[GIVEN DATA Boundary: Start]
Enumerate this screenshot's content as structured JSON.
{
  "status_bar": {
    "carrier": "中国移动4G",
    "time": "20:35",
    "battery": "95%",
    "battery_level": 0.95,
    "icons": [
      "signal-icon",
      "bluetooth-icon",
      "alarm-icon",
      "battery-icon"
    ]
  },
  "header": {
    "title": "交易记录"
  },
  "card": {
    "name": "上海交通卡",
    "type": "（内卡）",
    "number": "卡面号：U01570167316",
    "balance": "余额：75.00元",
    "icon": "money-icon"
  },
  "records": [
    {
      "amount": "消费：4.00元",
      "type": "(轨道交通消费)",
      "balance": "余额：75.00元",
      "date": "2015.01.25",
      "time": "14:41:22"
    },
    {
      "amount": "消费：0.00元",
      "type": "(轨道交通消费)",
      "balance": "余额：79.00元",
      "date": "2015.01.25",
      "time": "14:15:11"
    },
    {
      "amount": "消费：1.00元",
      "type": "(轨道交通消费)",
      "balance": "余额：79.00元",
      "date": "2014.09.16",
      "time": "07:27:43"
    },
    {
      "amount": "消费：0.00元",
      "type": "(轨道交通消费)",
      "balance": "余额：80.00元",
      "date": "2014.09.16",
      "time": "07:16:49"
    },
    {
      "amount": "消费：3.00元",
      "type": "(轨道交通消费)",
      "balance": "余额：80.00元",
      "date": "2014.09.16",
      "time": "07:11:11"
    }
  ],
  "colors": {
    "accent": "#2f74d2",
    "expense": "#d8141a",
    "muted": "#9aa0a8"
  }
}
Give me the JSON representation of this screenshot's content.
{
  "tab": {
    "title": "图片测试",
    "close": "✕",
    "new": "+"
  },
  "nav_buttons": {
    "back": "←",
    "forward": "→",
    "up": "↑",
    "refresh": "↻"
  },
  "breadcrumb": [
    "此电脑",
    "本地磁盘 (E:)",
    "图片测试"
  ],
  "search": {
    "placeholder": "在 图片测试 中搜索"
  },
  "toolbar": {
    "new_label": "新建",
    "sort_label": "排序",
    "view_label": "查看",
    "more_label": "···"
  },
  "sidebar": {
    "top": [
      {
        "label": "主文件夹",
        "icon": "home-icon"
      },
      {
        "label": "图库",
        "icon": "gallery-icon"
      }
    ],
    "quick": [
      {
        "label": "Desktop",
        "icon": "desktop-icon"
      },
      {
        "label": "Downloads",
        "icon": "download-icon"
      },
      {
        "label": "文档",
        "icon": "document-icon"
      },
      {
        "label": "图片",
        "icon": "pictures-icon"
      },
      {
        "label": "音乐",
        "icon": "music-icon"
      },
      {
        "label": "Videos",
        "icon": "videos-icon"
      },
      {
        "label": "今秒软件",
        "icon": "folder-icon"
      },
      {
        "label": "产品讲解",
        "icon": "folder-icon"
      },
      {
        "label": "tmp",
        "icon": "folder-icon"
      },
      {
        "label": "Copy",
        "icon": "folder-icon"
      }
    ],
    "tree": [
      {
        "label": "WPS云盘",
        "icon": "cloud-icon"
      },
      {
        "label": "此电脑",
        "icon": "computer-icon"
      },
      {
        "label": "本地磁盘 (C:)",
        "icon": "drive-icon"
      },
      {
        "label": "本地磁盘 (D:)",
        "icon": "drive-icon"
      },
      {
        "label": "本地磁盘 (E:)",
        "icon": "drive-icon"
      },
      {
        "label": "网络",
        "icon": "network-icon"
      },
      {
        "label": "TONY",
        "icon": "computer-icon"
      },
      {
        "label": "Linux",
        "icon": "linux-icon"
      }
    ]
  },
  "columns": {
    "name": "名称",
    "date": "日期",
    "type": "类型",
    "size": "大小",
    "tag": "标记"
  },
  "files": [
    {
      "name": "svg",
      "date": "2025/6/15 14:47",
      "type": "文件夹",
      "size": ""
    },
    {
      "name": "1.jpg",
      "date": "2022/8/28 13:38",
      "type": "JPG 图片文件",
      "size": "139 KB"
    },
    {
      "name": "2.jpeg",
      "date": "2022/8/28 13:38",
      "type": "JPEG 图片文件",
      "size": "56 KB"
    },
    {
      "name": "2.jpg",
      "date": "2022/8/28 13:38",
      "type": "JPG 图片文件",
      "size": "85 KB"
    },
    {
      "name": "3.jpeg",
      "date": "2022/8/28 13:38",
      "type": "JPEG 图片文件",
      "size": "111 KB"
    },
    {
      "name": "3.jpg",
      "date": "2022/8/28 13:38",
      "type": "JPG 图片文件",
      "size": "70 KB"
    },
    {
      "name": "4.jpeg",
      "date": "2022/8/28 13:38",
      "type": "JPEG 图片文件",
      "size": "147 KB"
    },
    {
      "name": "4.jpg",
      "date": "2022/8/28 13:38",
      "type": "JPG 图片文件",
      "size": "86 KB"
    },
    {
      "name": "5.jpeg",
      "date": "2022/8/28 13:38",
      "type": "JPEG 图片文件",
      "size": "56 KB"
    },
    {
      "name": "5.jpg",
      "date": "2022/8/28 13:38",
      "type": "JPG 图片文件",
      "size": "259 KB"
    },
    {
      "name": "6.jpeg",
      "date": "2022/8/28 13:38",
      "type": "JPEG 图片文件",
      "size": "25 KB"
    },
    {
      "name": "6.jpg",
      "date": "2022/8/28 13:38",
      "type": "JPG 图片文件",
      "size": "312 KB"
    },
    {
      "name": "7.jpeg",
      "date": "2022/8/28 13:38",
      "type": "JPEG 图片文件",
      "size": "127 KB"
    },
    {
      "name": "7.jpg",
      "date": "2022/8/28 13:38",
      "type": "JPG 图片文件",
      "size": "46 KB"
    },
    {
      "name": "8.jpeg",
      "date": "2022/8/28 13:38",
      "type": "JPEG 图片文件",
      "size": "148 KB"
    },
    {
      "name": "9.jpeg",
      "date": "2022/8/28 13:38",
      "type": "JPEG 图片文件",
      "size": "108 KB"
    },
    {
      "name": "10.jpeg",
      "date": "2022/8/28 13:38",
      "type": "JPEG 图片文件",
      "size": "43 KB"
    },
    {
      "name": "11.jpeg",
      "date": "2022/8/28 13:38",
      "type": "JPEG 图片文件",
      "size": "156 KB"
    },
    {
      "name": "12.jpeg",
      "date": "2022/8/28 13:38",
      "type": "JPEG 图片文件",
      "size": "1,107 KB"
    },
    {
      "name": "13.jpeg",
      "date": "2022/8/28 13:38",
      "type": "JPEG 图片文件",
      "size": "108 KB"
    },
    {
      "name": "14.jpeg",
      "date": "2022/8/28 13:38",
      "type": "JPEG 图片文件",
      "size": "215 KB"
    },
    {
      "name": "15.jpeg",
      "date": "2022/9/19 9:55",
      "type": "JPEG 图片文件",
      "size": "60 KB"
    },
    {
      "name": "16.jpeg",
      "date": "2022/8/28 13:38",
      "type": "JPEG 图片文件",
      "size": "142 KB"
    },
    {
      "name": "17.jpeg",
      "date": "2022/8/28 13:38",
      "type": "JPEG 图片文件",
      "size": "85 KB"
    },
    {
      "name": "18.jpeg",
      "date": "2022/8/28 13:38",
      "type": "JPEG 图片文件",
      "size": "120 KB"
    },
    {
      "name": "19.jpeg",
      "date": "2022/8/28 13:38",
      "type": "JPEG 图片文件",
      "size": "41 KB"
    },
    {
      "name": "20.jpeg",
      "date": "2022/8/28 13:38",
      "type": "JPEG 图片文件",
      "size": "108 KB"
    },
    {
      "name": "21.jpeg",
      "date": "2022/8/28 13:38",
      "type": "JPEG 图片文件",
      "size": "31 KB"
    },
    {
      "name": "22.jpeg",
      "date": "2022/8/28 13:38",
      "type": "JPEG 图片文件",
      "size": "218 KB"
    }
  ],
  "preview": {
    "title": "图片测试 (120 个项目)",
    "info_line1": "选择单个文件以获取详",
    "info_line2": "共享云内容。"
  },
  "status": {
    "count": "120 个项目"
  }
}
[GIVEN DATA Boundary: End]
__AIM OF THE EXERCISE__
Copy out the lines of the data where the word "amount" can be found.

__ANSWER FOR THE TASK__
      "amount": "消费：4.00元",
      "amount": "消费：0.00元",
      "amount": "消费：1.00元",
      "amount": "消费：0.00元",
      "amount": "消费：3.00元",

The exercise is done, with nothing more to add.